“That’ll do.” (as in “That’ll do, Pig” from the movie Babe)

“That makes sense.”

“That works for me.”

“That’s good.”

Any of these makes the other person feel that although it (whatever “it” is) might be great, there is room for just a little bit more. Because there always is.

One P.M.

Lunch hangs warm in your stomach. Your brain’s fogged. The afternoon looms and with luck, yRestaurantour To-Do list from the morning has some items that are crossed off, or checked. I prefer crossing off. How about you?

As you face the afternoon list, you wonder if it’s prioritized correctly. There are three “A’s” two “B’s” and three “C’s” looking back at you.  Just before lunch one of the A’s became a B because another A stole in when your boss (you?) changed your priorities for you.  That’s not so bad, is it?

You ponder each of the items,  planning your attack when  ** KA-BOOM **  your  email unleashes its revenge: your best client has an emergency.  Order runs for the doors. Calm disappears behind the file cabinet. Control (a figment of your imagination) sidles behind a dusty dictionary.

You’re staring at the clock. It’s now 1:10, and one of the “C’s” has disappeared into the basement. The A that pushed the C down the stairs has been downgraded to B and swings dizzily from a rotating fan blade.

The  new “A”  preens, sitting atop the list. Is that a smirk?

Nice try on the organization. It just went out the window.

**Sigh**

Packaging?!?!!!!

ImageReally? Seriously? Ah, come on… I don’t see how the boxes of crackers can get any smaller, the packages of cookies any littler, the ice cream containers any tinier, or the chip bags any more filled with air (and NOT product).  Do they think we don’t notice? Do they think we’ll be glad there’s less so we won’t eat as much? Do they think we appreciate that we don’t have to carry so many bags to the car from the grocery store? Do they think we are glad we have smaller boxes to clutter landfill?

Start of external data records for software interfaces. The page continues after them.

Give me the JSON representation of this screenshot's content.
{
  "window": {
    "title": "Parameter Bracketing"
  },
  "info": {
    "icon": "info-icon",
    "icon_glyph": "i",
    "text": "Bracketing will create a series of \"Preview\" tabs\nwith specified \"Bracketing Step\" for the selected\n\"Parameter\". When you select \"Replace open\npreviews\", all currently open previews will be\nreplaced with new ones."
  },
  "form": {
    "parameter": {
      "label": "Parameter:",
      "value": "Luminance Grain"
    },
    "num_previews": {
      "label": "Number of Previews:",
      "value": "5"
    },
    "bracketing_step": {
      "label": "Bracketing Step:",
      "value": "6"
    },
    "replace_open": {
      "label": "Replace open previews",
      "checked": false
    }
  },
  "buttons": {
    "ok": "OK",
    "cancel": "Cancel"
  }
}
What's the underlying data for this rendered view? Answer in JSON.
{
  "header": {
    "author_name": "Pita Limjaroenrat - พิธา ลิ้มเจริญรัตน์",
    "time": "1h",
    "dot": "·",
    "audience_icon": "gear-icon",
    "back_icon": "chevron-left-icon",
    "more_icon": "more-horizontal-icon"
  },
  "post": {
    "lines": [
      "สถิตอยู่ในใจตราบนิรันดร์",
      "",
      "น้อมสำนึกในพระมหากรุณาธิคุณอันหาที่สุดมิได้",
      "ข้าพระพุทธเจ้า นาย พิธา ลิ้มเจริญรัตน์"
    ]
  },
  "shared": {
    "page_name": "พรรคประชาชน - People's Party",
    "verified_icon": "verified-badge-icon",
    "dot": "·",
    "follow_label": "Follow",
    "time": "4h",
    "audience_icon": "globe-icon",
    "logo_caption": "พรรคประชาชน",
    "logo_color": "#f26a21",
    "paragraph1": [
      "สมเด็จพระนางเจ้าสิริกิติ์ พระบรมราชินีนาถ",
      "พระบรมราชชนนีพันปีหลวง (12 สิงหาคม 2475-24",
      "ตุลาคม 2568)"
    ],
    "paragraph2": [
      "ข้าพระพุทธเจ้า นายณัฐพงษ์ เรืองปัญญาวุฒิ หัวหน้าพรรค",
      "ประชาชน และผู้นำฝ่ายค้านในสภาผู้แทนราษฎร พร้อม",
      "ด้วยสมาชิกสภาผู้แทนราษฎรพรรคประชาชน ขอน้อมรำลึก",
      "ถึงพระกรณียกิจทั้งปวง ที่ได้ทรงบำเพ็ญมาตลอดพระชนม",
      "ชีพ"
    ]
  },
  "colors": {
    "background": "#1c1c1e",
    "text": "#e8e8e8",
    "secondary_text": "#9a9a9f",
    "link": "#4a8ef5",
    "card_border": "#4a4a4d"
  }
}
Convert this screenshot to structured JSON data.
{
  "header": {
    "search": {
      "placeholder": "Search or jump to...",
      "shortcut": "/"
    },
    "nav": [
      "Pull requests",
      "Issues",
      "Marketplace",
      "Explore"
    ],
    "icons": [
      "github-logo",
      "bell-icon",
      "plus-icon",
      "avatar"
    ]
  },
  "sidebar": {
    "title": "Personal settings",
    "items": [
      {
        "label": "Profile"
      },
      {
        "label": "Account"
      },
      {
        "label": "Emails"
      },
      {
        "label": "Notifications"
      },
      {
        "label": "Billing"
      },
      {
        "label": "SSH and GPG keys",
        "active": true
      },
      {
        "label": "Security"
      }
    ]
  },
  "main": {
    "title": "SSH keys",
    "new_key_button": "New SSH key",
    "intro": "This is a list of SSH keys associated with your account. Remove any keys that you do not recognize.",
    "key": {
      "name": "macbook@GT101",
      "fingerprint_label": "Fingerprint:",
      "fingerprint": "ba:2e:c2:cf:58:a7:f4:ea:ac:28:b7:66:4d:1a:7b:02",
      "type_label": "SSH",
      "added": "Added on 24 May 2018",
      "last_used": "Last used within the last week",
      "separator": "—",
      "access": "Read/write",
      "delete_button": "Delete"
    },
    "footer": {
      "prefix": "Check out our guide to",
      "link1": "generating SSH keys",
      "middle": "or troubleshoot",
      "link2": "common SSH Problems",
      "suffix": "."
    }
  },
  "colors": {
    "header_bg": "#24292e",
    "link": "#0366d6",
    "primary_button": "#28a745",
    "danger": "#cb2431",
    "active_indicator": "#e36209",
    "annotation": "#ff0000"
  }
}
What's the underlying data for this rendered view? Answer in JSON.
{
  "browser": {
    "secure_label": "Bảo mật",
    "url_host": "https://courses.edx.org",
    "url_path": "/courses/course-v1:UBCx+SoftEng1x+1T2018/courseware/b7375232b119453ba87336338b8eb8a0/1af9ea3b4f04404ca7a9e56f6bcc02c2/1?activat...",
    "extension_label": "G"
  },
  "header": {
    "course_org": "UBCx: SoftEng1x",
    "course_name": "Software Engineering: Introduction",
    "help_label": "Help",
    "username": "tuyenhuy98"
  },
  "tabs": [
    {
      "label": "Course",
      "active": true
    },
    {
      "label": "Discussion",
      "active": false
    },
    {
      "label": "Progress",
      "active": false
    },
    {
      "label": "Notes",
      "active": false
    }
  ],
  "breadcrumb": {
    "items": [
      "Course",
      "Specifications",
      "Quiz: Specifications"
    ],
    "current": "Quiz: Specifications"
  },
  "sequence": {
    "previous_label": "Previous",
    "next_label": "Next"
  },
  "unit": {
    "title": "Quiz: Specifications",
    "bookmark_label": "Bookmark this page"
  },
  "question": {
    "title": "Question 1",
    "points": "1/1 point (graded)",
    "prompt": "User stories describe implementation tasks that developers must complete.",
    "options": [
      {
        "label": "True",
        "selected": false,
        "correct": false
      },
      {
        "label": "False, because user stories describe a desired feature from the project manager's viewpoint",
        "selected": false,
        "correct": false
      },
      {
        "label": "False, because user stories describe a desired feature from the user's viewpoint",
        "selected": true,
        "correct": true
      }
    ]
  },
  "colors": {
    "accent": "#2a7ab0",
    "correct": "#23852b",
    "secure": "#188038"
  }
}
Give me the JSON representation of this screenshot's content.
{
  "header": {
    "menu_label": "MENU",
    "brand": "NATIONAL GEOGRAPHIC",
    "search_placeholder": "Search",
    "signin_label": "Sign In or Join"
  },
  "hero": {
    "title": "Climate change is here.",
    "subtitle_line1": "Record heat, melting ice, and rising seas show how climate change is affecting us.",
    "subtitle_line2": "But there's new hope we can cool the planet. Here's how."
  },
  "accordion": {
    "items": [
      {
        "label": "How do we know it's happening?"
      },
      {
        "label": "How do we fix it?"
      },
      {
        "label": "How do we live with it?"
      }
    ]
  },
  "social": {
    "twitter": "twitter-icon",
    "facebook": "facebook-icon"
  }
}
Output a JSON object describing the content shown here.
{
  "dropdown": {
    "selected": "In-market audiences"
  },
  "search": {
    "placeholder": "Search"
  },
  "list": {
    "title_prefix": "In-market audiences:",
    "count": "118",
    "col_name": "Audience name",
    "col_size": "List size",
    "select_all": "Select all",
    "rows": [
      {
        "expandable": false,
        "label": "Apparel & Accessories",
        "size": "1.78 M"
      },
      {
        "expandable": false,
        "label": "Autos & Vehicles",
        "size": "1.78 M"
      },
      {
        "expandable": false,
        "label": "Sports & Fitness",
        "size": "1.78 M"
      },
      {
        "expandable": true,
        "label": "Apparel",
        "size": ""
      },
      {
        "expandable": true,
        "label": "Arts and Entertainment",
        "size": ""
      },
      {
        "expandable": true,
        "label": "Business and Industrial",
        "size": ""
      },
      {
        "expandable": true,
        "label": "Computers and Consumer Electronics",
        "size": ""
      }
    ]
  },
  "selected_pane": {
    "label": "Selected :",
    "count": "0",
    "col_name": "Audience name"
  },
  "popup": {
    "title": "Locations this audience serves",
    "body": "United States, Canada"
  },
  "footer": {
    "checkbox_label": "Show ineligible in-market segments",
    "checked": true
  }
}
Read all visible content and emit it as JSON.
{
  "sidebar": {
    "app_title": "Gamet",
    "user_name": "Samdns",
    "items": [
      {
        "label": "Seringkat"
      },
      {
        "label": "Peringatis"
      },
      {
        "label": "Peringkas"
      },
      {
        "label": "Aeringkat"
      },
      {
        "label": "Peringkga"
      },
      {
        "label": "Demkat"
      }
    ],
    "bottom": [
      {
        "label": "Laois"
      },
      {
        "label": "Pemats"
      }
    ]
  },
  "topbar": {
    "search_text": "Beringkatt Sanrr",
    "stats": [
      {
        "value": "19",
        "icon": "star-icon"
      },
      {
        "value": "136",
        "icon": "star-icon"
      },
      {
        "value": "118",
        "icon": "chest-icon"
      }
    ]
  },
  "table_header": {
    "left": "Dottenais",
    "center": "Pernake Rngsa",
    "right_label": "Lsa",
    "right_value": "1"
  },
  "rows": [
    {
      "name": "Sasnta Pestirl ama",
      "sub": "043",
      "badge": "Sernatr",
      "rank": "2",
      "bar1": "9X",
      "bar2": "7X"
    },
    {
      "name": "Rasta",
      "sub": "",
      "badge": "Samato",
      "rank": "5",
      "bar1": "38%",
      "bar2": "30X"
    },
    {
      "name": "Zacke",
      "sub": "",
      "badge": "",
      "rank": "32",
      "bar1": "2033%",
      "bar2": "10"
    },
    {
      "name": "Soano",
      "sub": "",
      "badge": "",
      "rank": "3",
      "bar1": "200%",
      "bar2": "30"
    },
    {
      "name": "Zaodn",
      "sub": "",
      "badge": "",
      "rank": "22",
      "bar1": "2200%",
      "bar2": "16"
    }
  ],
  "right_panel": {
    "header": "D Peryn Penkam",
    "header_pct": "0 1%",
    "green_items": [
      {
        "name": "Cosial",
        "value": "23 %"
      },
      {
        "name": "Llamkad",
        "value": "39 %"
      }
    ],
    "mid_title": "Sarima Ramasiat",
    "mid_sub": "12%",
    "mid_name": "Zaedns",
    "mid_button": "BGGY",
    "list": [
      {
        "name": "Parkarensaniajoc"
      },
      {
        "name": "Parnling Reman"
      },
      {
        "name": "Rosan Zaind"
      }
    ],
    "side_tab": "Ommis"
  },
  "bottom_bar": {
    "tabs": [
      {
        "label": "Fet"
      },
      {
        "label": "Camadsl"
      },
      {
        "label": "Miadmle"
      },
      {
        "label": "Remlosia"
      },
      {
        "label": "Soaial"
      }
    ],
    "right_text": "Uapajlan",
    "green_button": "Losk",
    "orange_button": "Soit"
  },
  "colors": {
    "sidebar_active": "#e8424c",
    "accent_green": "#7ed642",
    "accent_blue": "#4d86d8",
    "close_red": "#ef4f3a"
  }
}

What?  I said REALLY????!!

I feel seriously ripped off. I just wanted to let them know that we are paying attention out here. Thanks for listening.